=== Section Start ===

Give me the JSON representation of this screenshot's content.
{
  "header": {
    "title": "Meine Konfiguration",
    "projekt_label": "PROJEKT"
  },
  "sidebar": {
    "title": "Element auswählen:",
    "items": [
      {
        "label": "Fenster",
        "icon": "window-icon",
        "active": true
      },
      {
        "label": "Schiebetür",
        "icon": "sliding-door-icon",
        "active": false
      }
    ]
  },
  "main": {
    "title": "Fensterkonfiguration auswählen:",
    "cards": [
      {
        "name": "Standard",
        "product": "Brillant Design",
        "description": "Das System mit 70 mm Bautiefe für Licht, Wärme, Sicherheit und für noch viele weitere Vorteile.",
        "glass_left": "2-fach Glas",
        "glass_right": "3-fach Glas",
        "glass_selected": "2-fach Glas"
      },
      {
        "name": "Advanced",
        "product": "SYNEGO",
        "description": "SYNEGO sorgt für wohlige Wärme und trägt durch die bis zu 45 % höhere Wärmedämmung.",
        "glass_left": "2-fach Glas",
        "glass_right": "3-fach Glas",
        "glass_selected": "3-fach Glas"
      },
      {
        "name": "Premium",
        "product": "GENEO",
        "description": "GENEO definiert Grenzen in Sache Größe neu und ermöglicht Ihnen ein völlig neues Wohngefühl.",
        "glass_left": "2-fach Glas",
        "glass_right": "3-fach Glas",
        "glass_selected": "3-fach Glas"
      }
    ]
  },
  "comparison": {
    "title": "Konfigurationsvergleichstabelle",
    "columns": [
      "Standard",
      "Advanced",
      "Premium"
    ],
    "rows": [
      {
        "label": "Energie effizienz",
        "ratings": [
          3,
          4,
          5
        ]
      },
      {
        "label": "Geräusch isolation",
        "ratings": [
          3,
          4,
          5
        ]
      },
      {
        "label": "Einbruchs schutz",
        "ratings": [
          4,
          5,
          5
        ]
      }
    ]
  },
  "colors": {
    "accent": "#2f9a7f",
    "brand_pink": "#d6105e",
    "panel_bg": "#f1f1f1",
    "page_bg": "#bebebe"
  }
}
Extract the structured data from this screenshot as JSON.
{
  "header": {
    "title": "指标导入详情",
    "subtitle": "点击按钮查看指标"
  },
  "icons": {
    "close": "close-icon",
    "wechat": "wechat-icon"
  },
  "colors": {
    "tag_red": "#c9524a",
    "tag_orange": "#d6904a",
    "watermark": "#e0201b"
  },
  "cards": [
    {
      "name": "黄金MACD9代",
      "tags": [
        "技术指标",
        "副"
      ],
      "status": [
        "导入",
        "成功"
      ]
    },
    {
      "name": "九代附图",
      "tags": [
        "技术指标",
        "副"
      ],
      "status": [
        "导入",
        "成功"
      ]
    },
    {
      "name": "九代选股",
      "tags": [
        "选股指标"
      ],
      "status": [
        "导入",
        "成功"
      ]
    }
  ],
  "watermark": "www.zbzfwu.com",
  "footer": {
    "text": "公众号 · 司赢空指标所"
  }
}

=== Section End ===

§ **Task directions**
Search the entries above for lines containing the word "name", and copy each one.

§ **Task solution**
        "name": "Standard",
        "name": "Advanced",
        "name": "Premium",
      "name": "黄金MACD9代",
      "name": "九代附图",
      "name": "九代选股",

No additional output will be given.